Article 25

Archive for April, 2012|Monthly archive page

No Sham: Son of Sam

In Uncategorized on 04/22/2012 at 10:05 am

And a clapper, too

By Anne Skove

 

Normally I am smart enough to get my news from someplace that is not a pop radio station’s Facebook news feed, but learning about Dick Clark’s death from the New (though they play oldies) MOJO’s status update seemed appropriate.

The death of Dick Clark affected those of us who live in Western Civilization in the same way the Bible is our most important book, though we might never have read it cover to cover.

I don’t remember watching American Bandstand. We had our MTV. I think I knew Dick Clark as “that $24,000 Pyramid guy,” in the same way kids today know Paul Newman as “that salad dressing guy.”

But sure, I knew who the “World’s Oldest Teenager” was. He was famous for being on TV – inexplicably covering an even more inexplicable light-up ball being lowered onto a place I’d never visited. The Times Square New Year’s glowing orb will be our Stonehenge, confounding archaeologists of the future.

Dick Clark wasn’t a celebrity for himself – he was the emcee, the person who brought more fame to others than he brought to himself. There’s a generosity in such a role that many celebrities today couldn’t comprehend. He was the midwife, the talent scout, the conduit connecting the world with then-new acts like Chubby Checker, the Jackson 5, Ike and Tina Turner, Jerry Lee Lewis, and just about every other music act with staying power. He knew how to pick ’em.

Would a skinny Texan boy with his Buddy Holly glasses, get a break today, even if he WERE Buddy Holly?

Articles about Clark’s support of Latino musicians appeared what seemed moments after his death. The message of these stars – from Ritchie Valens to Gloria Estefan – was this: Dick Clark brought their culture into the mainstream. Black, Latino, didn’t matter on national television anymore.

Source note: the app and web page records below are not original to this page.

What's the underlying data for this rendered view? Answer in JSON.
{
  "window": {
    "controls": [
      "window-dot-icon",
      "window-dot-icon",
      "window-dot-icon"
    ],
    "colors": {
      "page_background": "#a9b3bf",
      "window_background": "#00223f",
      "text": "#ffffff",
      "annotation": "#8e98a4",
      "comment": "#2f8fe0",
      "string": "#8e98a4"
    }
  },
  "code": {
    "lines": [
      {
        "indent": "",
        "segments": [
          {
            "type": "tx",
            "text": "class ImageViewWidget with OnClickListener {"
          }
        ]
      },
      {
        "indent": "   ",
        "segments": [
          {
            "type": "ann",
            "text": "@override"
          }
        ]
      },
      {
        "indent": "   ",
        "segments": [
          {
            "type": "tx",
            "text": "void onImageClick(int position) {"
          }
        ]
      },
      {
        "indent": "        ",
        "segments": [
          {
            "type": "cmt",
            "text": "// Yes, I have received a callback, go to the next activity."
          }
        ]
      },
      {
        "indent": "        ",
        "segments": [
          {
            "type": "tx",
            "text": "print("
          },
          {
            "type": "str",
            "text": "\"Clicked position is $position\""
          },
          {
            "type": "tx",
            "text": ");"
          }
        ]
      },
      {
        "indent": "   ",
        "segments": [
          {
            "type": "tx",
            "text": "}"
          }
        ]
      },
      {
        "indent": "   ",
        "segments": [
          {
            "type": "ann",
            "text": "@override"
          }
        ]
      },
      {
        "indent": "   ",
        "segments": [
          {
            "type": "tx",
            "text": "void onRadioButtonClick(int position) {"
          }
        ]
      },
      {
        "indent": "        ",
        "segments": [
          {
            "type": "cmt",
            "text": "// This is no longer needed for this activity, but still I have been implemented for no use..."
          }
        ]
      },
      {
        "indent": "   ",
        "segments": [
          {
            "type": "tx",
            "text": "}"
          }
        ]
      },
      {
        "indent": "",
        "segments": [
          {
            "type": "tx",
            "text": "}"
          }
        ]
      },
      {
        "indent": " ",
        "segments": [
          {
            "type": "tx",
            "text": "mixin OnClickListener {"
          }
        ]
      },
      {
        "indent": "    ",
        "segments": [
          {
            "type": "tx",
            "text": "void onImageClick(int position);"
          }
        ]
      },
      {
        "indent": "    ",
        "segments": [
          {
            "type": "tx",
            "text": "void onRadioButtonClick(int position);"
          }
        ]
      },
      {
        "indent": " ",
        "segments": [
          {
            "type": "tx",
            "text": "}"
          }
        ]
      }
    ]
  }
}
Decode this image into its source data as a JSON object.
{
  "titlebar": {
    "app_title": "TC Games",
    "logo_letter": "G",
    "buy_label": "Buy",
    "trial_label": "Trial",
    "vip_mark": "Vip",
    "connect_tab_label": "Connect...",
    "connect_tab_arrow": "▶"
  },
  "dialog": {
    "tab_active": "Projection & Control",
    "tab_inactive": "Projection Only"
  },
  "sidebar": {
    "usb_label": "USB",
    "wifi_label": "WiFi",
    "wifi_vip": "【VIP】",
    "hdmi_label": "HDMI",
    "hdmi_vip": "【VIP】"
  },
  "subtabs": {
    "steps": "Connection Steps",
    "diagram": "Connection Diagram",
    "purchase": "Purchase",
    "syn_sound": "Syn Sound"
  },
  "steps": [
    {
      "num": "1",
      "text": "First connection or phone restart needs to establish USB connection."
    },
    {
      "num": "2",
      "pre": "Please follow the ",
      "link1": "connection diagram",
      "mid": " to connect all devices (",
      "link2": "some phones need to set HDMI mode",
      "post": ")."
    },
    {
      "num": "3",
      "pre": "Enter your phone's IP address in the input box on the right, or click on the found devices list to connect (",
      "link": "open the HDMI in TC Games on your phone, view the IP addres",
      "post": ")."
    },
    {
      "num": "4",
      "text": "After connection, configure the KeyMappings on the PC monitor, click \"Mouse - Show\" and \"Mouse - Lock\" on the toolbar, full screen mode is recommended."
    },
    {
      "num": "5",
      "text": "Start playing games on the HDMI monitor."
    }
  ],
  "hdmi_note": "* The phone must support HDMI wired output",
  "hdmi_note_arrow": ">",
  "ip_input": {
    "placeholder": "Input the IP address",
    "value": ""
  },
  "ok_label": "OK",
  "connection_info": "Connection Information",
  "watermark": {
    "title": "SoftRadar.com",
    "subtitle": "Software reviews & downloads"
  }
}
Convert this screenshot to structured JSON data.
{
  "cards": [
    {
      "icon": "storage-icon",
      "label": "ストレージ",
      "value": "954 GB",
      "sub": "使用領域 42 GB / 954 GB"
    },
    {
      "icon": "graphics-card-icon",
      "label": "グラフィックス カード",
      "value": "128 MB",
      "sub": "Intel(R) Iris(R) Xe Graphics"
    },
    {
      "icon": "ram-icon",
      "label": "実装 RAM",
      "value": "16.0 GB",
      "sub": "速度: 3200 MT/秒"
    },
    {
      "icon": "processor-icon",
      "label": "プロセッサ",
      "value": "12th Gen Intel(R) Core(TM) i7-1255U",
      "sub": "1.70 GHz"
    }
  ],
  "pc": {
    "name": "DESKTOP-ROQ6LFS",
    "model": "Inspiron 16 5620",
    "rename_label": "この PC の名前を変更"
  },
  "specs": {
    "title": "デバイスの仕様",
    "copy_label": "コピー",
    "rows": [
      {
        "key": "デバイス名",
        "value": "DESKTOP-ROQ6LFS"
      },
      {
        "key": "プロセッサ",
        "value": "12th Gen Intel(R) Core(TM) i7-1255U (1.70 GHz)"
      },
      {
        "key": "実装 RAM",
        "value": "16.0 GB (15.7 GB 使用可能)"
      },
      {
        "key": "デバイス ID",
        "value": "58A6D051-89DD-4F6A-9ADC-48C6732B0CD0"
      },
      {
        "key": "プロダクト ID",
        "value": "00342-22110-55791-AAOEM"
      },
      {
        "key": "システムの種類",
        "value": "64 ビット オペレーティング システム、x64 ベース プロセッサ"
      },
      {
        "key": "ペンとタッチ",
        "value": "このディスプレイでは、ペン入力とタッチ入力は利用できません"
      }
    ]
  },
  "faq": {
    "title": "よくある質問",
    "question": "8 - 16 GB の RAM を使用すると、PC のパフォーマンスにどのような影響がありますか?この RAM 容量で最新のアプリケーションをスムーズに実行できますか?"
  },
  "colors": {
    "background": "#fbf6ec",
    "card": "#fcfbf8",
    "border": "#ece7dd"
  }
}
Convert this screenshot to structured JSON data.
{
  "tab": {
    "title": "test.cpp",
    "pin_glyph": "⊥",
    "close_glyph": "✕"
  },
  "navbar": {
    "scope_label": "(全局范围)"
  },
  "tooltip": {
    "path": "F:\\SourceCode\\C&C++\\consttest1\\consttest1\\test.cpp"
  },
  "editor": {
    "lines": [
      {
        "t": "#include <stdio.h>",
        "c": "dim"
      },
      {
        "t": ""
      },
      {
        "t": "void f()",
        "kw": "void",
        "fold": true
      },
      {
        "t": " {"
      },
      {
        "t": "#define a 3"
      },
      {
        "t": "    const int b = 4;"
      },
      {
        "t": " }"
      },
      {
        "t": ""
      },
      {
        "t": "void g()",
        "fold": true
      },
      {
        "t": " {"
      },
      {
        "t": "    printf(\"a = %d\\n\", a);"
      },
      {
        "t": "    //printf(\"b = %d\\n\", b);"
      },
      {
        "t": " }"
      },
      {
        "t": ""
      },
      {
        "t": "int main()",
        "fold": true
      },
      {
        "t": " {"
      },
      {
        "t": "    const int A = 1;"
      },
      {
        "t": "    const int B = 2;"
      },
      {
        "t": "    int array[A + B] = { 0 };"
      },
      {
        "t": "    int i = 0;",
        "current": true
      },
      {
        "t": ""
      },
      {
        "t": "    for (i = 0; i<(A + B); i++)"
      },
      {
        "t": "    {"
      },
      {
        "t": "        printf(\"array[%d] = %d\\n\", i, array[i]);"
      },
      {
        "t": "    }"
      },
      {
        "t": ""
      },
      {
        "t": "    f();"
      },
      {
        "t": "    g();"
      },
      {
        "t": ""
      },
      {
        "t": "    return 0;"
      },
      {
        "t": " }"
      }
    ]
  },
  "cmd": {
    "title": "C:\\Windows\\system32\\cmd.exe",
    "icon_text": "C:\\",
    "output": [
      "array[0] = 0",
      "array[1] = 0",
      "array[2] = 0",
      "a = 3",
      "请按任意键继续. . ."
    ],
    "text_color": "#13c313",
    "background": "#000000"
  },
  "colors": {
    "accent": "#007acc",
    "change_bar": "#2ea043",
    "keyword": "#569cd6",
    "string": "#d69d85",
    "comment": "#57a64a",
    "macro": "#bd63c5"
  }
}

So it wasn’t surprising to overhear people in the Dunkin’ Donuts/Baskin Robbins talking about Dick Clark recently. The man working was telling a customer, “My parents were on American Bandstand!” Cool, I thought. A lot of people must have memories like that – surely they needed a lot of dancers to fill the room.

But his parents weren’t dancers; they were performers. “ ‘Little Red Riding Hood’ –remember that?” he asked the lady, who looked as if she couldn’t remember anything before Taylor Swift.

“Sure! Awesome!” she said.

“Yeah, Sam the Sham – that was my dad.”

Son of Sam the Sham had just served rocky road to my daughter! Next time we’ll ask for “Wooly Bully.” (Sic, seriously, one L in “wooly.”)

The first person I could think of to tell this exciting news was my mixtape maven friend Mike, a D.J. himself during the golden age of WVXU’s Nightwaves. He still has radio on the brain. I accidentally called rather than texted, so I quickly hung up. (Sorry, Mike! At least I wasn’t calling you from a restroom again.)

Son of Sam explained that his mom sang backup for several well-known acts.

“She was a clapper!”

He demonstrated, clap-clapping high over one side of his head.

A clapper? You know, those songs from the ’50s and ’60s with clap-clapping in them. Somebody had to do the clapping.

So what ever happened to Sam the Sham? Later I checked him out online. He was (and still is) a Mexican-American entertainer, musician, poet and preacher. Wikipedia spells his last name incorrectly. Salon has a quirky interview with him from 1999, when Salon was all about quirk.

He has his own website: samthesham.com. He apparently is still making music and touring, sans turban. Knowing that Sam has a video blog makes me feel like my friends’ elderly parents are my Facebook friends. Oh, wait, some are…

“What killed their act was the British Invasion,” explained the donut guy.

Sam the Sham dressed like a Shriner, counted in Spanish, told a bizarre story about Matty and Hatty and introduced us to “L-7.” John, Paul, George and Ringo wanted to hold your hand. The times, they were a-changin.’ Here we are, a few generations later, post-modernly surprised when we’re “Rickrolled” by the radio.

We heard Son of Sam the Sham’s “clap-clap” accompaniment to Dunkin’s usual oldies play list as we rushed out, almost late to my son’s guitar lesson. Surely that $24,000 Pyramid guy, now preserved in angel form, hovered over the parking lot.